The below diagram is a good summary of what happens during oxidative phosphorylation (including the electron transport chain and ATP synthesis)
It is first given to NADH dehydrogenase, then carried to the cytochrome b-c complex by ubiquinone, then carried to the cytochrome oxidase complex by cytochrome c. Here, oxygen acts as the final electron acceptor. These enzymes are in order of increasing electron affinity.
For every electron passed at each of the enzymes, energy obtained is used to transport a H+ ion into the inner membrane space of the mitochondria.
This creates potential energy in the form of positive charge build up.
Finally, these protons enter the matrix through the ATP synthase structure creating one ATP molecule for every H+ that was pumped out.
Why is the net ATP production of cellular respiration 36-38?
This is because, as can be seen from the overall diagram of cellular respiration on the right, the NADHs that are produced during glycolysis must be brought into the matrix of the mitochondria. Passage through the outer membrane is simple, however, they cannot pass through the inner membrane without some help.
There are 2 ways this occurs: through aspartate or glycerate phosphate.
When aspartate is used, the NADH passes through as NADH.
When glycerate phosphate is used, the electron passes through and attaches to FAD to make FADH2.

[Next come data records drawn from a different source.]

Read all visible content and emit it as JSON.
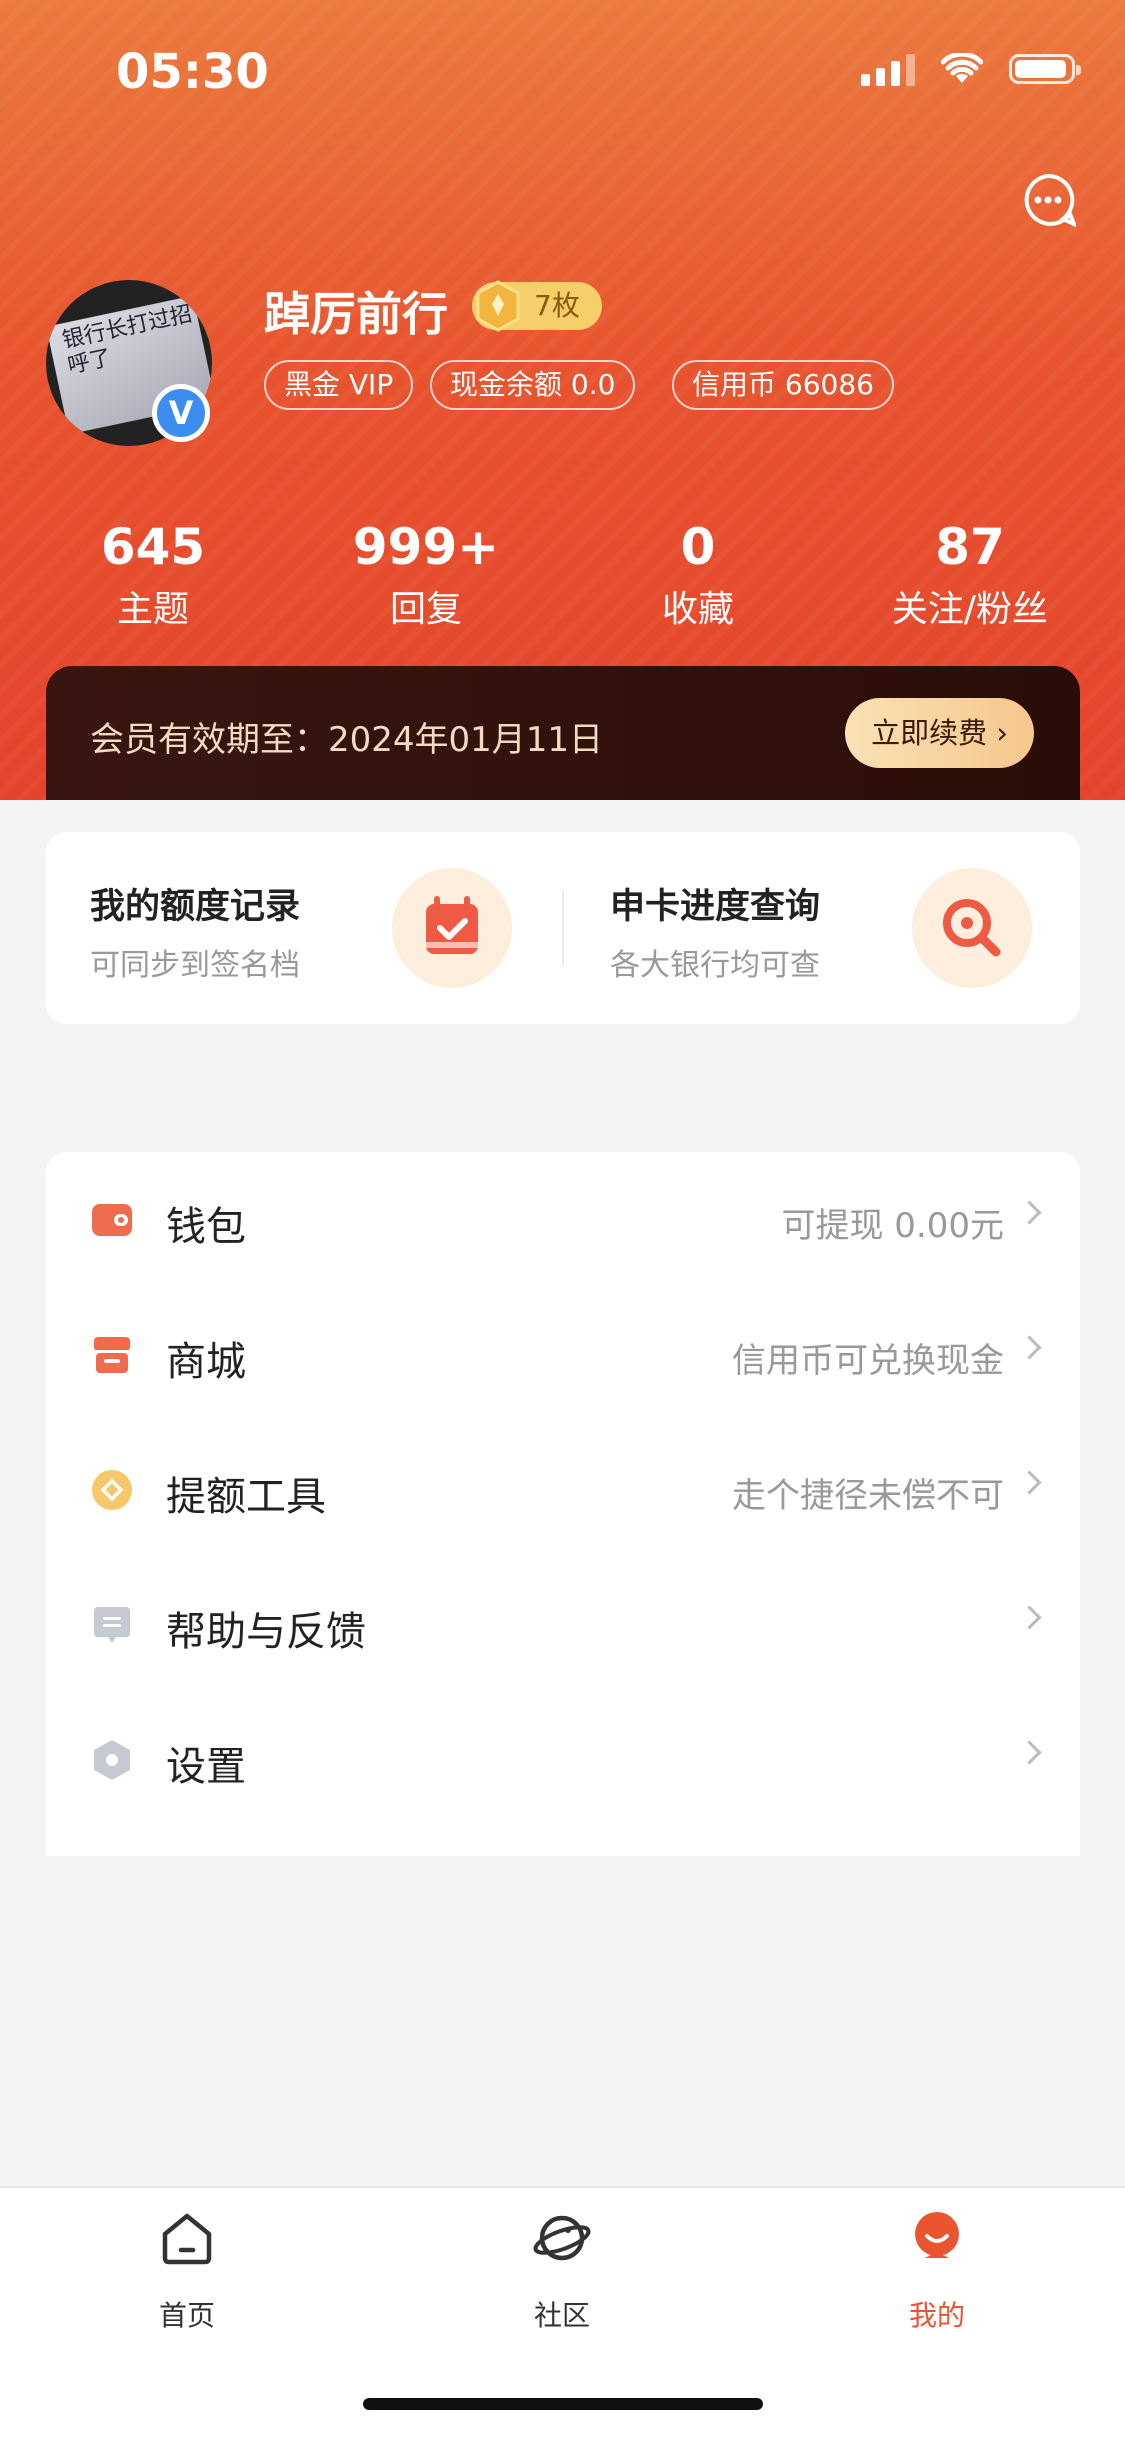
{
  "status_bar": {
    "time": "05:30"
  },
  "profile": {
    "username": "踔厉前行",
    "coin_badge": "7枚",
    "avatar_text": "银行长打过招呼了",
    "avatar_badge": "V",
    "tags": [
      "黑金 VIP",
      "现金余额 0.0",
      "信用币 66086"
    ]
  },
  "stats": [
    {
      "value": "645",
      "label": "主题"
    },
    {
      "value": "999+",
      "label": "回复"
    },
    {
      "value": "0",
      "label": "收藏"
    },
    {
      "value": "87",
      "label": "关注/粉丝"
    }
  ],
  "vip": {
    "text": "会员有效期至：2024年01月11日",
    "button": "立即续费 ›"
  },
  "quick_actions": [
    {
      "title": "我的额度记录",
      "subtitle": "可同步到签名档",
      "icon": "calendar-check-icon"
    },
    {
      "title": "申卡进度查询",
      "subtitle": "各大银行均可查",
      "icon": "search-magnifier-icon"
    }
  ],
  "menu": [
    {
      "label": "钱包",
      "right": "可提现 0.00元",
      "icon": "wallet-icon",
      "color": "#ee6b4d"
    },
    {
      "label": "商城",
      "right": "信用币可兑换现金",
      "icon": "store-icon",
      "color": "#ee6b4d"
    },
    {
      "label": "提额工具",
      "right": "走个捷径未偿不可",
      "icon": "coin-tool-icon",
      "color": "#f6c86a"
    },
    {
      "label": "帮助与反馈",
      "right": "",
      "icon": "chat-help-icon",
      "color": "#b9bcc8"
    },
    {
      "label": "设置",
      "right": "",
      "icon": "settings-hexagon-icon",
      "color": "#b9bcc8"
    }
  ],
  "tabbar": [
    {
      "label": "首页",
      "icon": "home-icon",
      "active": false
    },
    {
      "label": "社区",
      "icon": "planet-icon",
      "active": false
    },
    {
      "label": "我的",
      "icon": "profile-face-icon",
      "active": true
    }
  ],
  "colors": {
    "accent": "#ea5531",
    "vip_bar": "#2a0d08",
    "vip_button": "#f5c78c"
  }
}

NADH enters at first enzyme of ETC pumping 3 electrons, creating 3 ATPS.
NADH enters at second enzyme of ETC pumping 2 electrons, creating 2 ATPS.
This is why there may be slight variations.
Reactants: 6NADH (from Krebs), 2NADH (from pyruvate oxidation), 2FADH2 (from Krebs), 2FADH2 OR 2NADH (from Glycolysis), 32-34 ADP, 32-34 phosphate groups, 6Oxygen molecules, 12H+
Products: 8-10NAD+, 2-4FAD+, 24H+, 32-34 ATP, 6Water molecules
Location: Inner membrane of the mitochondria
Net ATP: 32-34